The horse’s eyes and nostrils widened. He stopped, surprised. She watched as a man appeared from the trailers. He casually stepped up to the horse and reached out his hand. The horse relaxed at his touch.
Although Wanda was still visibly upset, the crisis was over. She nodded her thanks to the man, slipped the halter over the runaway horse’s head, and led him back in the direction from which they’d come.
Bird looked at the man closely as he walked away. He intrigued her. He was slightly built and moved with a quiet athleticism. He wore jeans, white sneakers, and a green T-shirt. His unruly hair was jet black, and his skin was weathered. Who was he?
Bird had considered it a possibility that other people might communicate telepathically with animals, but actually witnessing this was a first.

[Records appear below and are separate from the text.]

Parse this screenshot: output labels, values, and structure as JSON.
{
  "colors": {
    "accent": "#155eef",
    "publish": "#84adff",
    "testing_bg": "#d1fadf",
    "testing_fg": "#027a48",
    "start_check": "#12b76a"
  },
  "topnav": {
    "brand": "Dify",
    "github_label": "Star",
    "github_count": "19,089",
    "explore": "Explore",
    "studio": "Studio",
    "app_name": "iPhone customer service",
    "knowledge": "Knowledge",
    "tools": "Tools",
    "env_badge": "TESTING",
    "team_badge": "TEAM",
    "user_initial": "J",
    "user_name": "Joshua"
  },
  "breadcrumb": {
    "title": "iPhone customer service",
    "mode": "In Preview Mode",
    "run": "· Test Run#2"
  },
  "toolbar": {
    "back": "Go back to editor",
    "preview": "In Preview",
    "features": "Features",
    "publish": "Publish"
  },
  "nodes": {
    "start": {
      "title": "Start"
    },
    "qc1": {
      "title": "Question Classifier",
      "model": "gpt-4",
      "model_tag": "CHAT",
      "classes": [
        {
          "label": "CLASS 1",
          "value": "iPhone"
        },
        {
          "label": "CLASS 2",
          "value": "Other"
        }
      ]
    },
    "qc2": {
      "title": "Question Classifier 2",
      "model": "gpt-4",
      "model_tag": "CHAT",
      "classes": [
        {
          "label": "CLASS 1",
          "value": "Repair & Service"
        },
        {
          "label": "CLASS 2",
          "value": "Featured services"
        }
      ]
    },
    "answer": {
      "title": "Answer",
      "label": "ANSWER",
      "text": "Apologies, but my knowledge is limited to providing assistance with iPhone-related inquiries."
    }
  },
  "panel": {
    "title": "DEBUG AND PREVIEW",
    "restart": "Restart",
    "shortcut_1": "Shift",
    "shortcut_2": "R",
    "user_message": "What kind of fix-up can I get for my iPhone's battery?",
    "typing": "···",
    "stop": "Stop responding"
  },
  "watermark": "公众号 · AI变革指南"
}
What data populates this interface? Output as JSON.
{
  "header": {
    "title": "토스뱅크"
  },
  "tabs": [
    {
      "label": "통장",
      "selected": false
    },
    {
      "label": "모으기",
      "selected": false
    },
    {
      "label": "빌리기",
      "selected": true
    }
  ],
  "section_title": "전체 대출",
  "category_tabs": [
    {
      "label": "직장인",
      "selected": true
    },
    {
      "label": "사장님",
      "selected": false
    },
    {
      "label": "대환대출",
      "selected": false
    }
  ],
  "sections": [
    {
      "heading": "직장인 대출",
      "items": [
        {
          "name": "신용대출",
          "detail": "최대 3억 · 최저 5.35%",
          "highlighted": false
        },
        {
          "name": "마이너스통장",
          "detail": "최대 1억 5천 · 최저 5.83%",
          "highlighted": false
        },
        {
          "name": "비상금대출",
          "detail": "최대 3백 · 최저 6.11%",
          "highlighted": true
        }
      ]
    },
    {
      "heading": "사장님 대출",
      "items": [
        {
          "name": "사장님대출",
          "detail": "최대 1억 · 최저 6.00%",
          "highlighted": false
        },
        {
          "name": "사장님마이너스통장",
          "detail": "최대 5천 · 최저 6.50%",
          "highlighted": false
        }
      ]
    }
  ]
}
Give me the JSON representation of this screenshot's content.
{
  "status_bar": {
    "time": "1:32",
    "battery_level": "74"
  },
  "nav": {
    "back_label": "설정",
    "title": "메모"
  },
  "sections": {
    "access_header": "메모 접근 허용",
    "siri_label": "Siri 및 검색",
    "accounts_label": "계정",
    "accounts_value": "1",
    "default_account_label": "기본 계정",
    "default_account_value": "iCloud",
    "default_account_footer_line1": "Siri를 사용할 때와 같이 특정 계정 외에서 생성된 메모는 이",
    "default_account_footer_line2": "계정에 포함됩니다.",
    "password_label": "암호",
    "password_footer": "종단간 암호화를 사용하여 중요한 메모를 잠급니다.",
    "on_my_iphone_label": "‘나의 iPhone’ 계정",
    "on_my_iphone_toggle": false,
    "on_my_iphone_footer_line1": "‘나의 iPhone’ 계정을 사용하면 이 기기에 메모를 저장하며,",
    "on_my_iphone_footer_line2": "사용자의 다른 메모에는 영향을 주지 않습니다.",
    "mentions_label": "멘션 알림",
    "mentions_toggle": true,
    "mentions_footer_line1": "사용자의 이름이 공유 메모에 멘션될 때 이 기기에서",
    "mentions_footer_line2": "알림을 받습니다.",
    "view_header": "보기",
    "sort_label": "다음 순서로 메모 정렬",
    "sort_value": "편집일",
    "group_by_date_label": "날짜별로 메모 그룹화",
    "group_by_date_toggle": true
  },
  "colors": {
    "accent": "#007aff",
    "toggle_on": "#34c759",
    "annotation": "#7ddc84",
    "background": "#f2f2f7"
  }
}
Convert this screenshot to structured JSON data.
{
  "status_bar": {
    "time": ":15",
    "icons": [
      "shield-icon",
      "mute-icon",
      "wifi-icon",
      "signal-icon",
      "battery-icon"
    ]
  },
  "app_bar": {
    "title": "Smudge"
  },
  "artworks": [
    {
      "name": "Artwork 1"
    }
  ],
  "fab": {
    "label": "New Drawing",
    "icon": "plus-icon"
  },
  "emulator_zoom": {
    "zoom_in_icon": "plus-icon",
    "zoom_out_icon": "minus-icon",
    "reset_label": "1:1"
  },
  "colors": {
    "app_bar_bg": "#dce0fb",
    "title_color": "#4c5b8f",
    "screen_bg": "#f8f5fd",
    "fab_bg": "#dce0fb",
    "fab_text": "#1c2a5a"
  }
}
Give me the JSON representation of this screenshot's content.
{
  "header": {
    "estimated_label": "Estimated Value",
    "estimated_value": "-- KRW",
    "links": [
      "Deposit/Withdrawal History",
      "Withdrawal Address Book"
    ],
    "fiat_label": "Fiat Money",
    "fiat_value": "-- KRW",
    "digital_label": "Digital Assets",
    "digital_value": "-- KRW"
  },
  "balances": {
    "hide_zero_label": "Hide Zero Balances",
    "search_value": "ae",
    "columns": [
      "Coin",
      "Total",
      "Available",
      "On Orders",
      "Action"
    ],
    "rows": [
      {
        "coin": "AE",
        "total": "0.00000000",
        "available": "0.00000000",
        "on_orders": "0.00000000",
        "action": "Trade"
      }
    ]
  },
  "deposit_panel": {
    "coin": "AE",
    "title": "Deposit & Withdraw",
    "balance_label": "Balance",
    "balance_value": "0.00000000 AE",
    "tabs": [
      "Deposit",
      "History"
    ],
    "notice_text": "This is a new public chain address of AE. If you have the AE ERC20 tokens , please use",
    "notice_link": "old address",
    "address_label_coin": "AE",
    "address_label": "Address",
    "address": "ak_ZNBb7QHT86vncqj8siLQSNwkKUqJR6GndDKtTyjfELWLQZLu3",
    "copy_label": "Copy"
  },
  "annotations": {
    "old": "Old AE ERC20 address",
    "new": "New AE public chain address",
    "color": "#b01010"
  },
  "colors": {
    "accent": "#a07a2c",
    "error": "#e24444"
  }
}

Wait! she messaged. I want to meet you!
Bird threw the towel over Sabrina’s wet back and raced down the hill, tracking the man’s steps. She ran around the stall tents and remaining trailers looking for him, but he was gone. There was absolutely no sign that he’d ever been there at all. Bird wondered if he was in one of the trucks or trailers that were moving out of the parking lot. If so, it was too late.